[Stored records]

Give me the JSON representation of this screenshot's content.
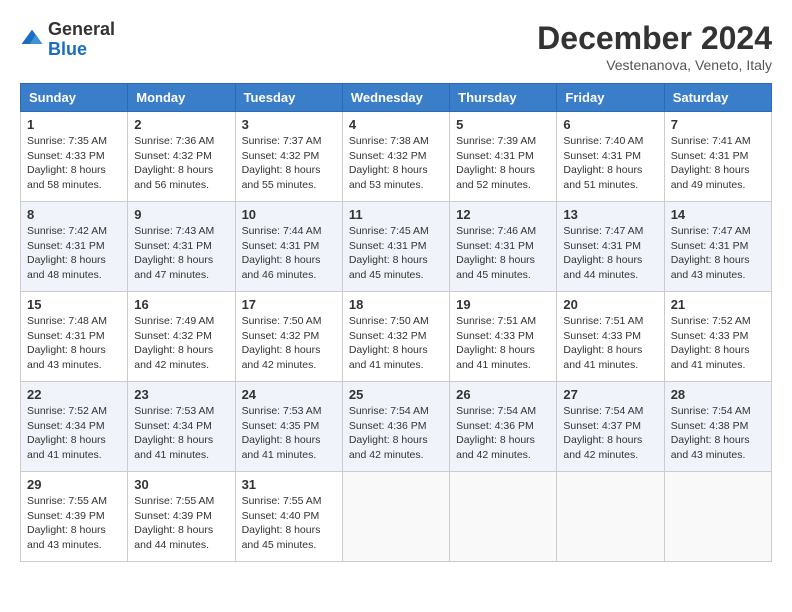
{
  "header": {
    "logo_general": "General",
    "logo_blue": "Blue",
    "title": "December 2024",
    "location": "Vestenanova, Veneto, Italy"
  },
  "weekdays": [
    "Sunday",
    "Monday",
    "Tuesday",
    "Wednesday",
    "Thursday",
    "Friday",
    "Saturday"
  ],
  "weeks": [
    [
      {
        "day": "1",
        "sunrise": "7:35 AM",
        "sunset": "4:33 PM",
        "daylight": "8 hours and 58 minutes."
      },
      {
        "day": "2",
        "sunrise": "7:36 AM",
        "sunset": "4:32 PM",
        "daylight": "8 hours and 56 minutes."
      },
      {
        "day": "3",
        "sunrise": "7:37 AM",
        "sunset": "4:32 PM",
        "daylight": "8 hours and 55 minutes."
      },
      {
        "day": "4",
        "sunrise": "7:38 AM",
        "sunset": "4:32 PM",
        "daylight": "8 hours and 53 minutes."
      },
      {
        "day": "5",
        "sunrise": "7:39 AM",
        "sunset": "4:31 PM",
        "daylight": "8 hours and 52 minutes."
      },
      {
        "day": "6",
        "sunrise": "7:40 AM",
        "sunset": "4:31 PM",
        "daylight": "8 hours and 51 minutes."
      },
      {
        "day": "7",
        "sunrise": "7:41 AM",
        "sunset": "4:31 PM",
        "daylight": "8 hours and 49 minutes."
      }
    ],
    [
      {
        "day": "8",
        "sunrise": "7:42 AM",
        "sunset": "4:31 PM",
        "daylight": "8 hours and 48 minutes."
      },
      {
        "day": "9",
        "sunrise": "7:43 AM",
        "sunset": "4:31 PM",
        "daylight": "8 hours and 47 minutes."
      },
      {
        "day": "10",
        "sunrise": "7:44 AM",
        "sunset": "4:31 PM",
        "daylight": "8 hours and 46 minutes."
      },
      {
        "day": "11",
        "sunrise": "7:45 AM",
        "sunset": "4:31 PM",
        "daylight": "8 hours and 45 minutes."
      },
      {
        "day": "12",
        "sunrise": "7:46 AM",
        "sunset": "4:31 PM",
        "daylight": "8 hours and 45 minutes."
      },
      {
        "day": "13",
        "sunrise": "7:47 AM",
        "sunset": "4:31 PM",
        "daylight": "8 hours and 44 minutes."
      },
      {
        "day": "14",
        "sunrise": "7:47 AM",
        "sunset": "4:31 PM",
        "daylight": "8 hours and 43 minutes."
      }
    ],
    [
      {
        "day": "15",
        "sunrise": "7:48 AM",
        "sunset": "4:31 PM",
        "daylight": "8 hours and 43 minutes."
      },
      {
        "day": "16",
        "sunrise": "7:49 AM",
        "sunset": "4:32 PM",
        "daylight": "8 hours and 42 minutes."
      },
      {
        "day": "17",
        "sunrise": "7:50 AM",
        "sunset": "4:32 PM",
        "daylight": "8 hours and 42 minutes."
      },
      {
        "day": "18",
        "sunrise": "7:50 AM",
        "sunset": "4:32 PM",
        "daylight": "8 hours and 41 minutes."
      },
      {
        "day": "19",
        "sunrise": "7:51 AM",
        "sunset": "4:33 PM",
        "daylight": "8 hours and 41 minutes."
      },
      {
        "day": "20",
        "sunrise": "7:51 AM",
        "sunset": "4:33 PM",
        "daylight": "8 hours and 41 minutes."
      },
      {
        "day": "21",
        "sunrise": "7:52 AM",
        "sunset": "4:33 PM",
        "daylight": "8 hours and 41 minutes."
      }
    ],
    [
      {
        "day": "22",
        "sunrise": "7:52 AM",
        "sunset": "4:34 PM",
        "daylight": "8 hours and 41 minutes."
      },
      {
        "day": "23",
        "sunrise": "7:53 AM",
        "sunset": "4:34 PM",
        "daylight": "8 hours and 41 minutes."
      },
      {
        "day": "24",
        "sunrise": "7:53 AM",
        "sunset": "4:35 PM",
        "daylight": "8 hours and 41 minutes."
      },
      {
        "day": "25",
        "sunrise": "7:54 AM",
        "sunset": "4:36 PM",
        "daylight": "8 hours and 42 minutes."
      },
      {
        "day": "26",
        "sunrise": "7:54 AM",
        "sunset": "4:36 PM",
        "daylight": "8 hours and 42 minutes."
      },
      {
        "day": "27",
        "sunrise": "7:54 AM",
        "sunset": "4:37 PM",
        "daylight": "8 hours and 42 minutes."
      },
      {
        "day": "28",
        "sunrise": "7:54 AM",
        "sunset": "4:38 PM",
        "daylight": "8 hours and 43 minutes."
      }
    ],
    [
      {
        "day": "29",
        "sunrise": "7:55 AM",
        "sunset": "4:39 PM",
        "daylight": "8 hours and 43 minutes."
      },
      {
        "day": "30",
        "sunrise": "7:55 AM",
        "sunset": "4:39 PM",
        "daylight": "8 hours and 44 minutes."
      },
      {
        "day": "31",
        "sunrise": "7:55 AM",
        "sunset": "4:40 PM",
        "daylight": "8 hours and 45 minutes."
      },
      null,
      null,
      null,
      null
    ]
  ]
}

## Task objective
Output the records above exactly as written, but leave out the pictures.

## Output for this exercise
Give me the JSON representation of this screenshot's content.
{
  "header": {
    "logo_general": "General",
    "logo_blue": "Blue",
    "title": "December 2024",
    "location": "Vestenanova, Veneto, Italy"
  },
  "weekdays": [
    "Sunday",
    "Monday",
    "Tuesday",
    "Wednesday",
    "Thursday",
    "Friday",
    "Saturday"
  ],
  "weeks": [
    [
      {
        "day": "1",
        "sunrise": "7:35 AM",
        "sunset": "4:33 PM",
        "daylight": "8 hours and 58 minutes."
      },
      {
        "day": "2",
        "sunrise": "7:36 AM",
        "sunset": "4:32 PM",
        "daylight": "8 hours and 56 minutes."
      },
      {
        "day": "3",
        "sunrise": "7:37 AM",
        "sunset": "4:32 PM",
        "daylight": "8 hours and 55 minutes."
      },
      {
        "day": "4",
        "sunrise": "7:38 AM",
        "sunset": "4:32 PM",
        "daylight": "8 hours and 53 minutes."
      },
      {
        "day": "5",
        "sunrise": "7:39 AM",
        "sunset": "4:31 PM",
        "daylight": "8 hours and 52 minutes."
      },
      {
        "day": "6",
        "sunrise": "7:40 AM",
        "sunset": "4:31 PM",
        "daylight": "8 hours and 51 minutes."
      },
      {
        "day": "7",
        "sunrise": "7:41 AM",
        "sunset": "4:31 PM",
        "daylight": "8 hours and 49 minutes."
      }
    ],
    [
      {
        "day": "8",
        "sunrise": "7:42 AM",
        "sunset": "4:31 PM",
        "daylight": "8 hours and 48 minutes."
      },
      {
        "day": "9",
        "sunrise": "7:43 AM",
        "sunset": "4:31 PM",
        "daylight": "8 hours and 47 minutes."
      },
      {
        "day": "10",
        "sunrise": "7:44 AM",
        "sunset": "4:31 PM",
        "daylight": "8 hours and 46 minutes."
      },
      {
        "day": "11",
        "sunrise": "7:45 AM",
        "sunset": "4:31 PM",
        "daylight": "8 hours and 45 minutes."
      },
      {
        "day": "12",
        "sunrise": "7:46 AM",
        "sunset": "4:31 PM",
        "daylight": "8 hours and 45 minutes."
      },
      {
        "day": "13",
        "sunrise": "7:47 AM",
        "sunset": "4:31 PM",
        "daylight": "8 hours and 44 minutes."
      },
      {
        "day": "14",
        "sunrise": "7:47 AM",
        "sunset": "4:31 PM",
        "daylight": "8 hours and 43 minutes."
      }
    ],
    [
      {
        "day": "15",
        "sunrise": "7:48 AM",
        "sunset": "4:31 PM",
        "daylight": "8 hours and 43 minutes."
      },
      {
        "day": "16",
        "sunrise": "7:49 AM",
        "sunset": "4:32 PM",
        "daylight": "8 hours and 42 minutes."
      },
      {
        "day": "17",
        "sunrise": "7:50 AM",
        "sunset": "4:32 PM",
        "daylight": "8 hours and 42 minutes."
      },
      {
        "day": "18",
        "sunrise": "7:50 AM",
        "sunset": "4:32 PM",
        "daylight": "8 hours and 41 minutes."
      },
      {
        "day": "19",
        "sunrise": "7:51 AM",
        "sunset": "4:33 PM",
        "daylight": "8 hours and 41 minutes."
      },
      {
        "day": "20",
        "sunrise": "7:51 AM",
        "sunset": "4:33 PM",
        "daylight": "8 hours and 41 minutes."
      },
      {
        "day": "21",
        "sunrise": "7:52 AM",
        "sunset": "4:33 PM",
        "daylight": "8 hours and 41 minutes."
      }
    ],
    [
      {
        "day": "22",
        "sunrise": "7:52 AM",
        "sunset": "4:34 PM",
        "daylight": "8 hours and 41 minutes."
      },
      {
        "day": "23",
        "sunrise": "7:53 AM",
        "sunset": "4:34 PM",
        "daylight": "8 hours and 41 minutes."
      },
      {
        "day": "24",
        "sunrise": "7:53 AM",
        "sunset": "4:35 PM",
        "daylight": "8 hours and 41 minutes."
      },
      {
        "day": "25",
        "sunrise": "7:54 AM",
        "sunset": "4:36 PM",
        "daylight": "8 hours and 42 minutes."
      },
      {
        "day": "26",
        "sunrise": "7:54 AM",
        "sunset": "4:36 PM",
        "daylight": "8 hours and 42 minutes."
      },
      {
        "day": "27",
        "sunrise": "7:54 AM",
        "sunset": "4:37 PM",
        "daylight": "8 hours and 42 minutes."
      },
      {
        "day": "28",
        "sunrise": "7:54 AM",
        "sunset": "4:38 PM",
        "daylight": "8 hours and 43 minutes."
      }
    ],
    [
      {
        "day": "29",
        "sunrise": "7:55 AM",
        "sunset": "4:39 PM",
        "daylight": "8 hours and 43 minutes."
      },
      {
        "day": "30",
        "sunrise": "7:55 AM",
        "sunset": "4:39 PM",
        "daylight": "8 hours and 44 minutes."
      },
      {
        "day": "31",
        "sunrise": "7:55 AM",
        "sunset": "4:40 PM",
        "daylight": "8 hours and 45 minutes."
      },
      null,
      null,
      null,
      null
    ]
  ]
}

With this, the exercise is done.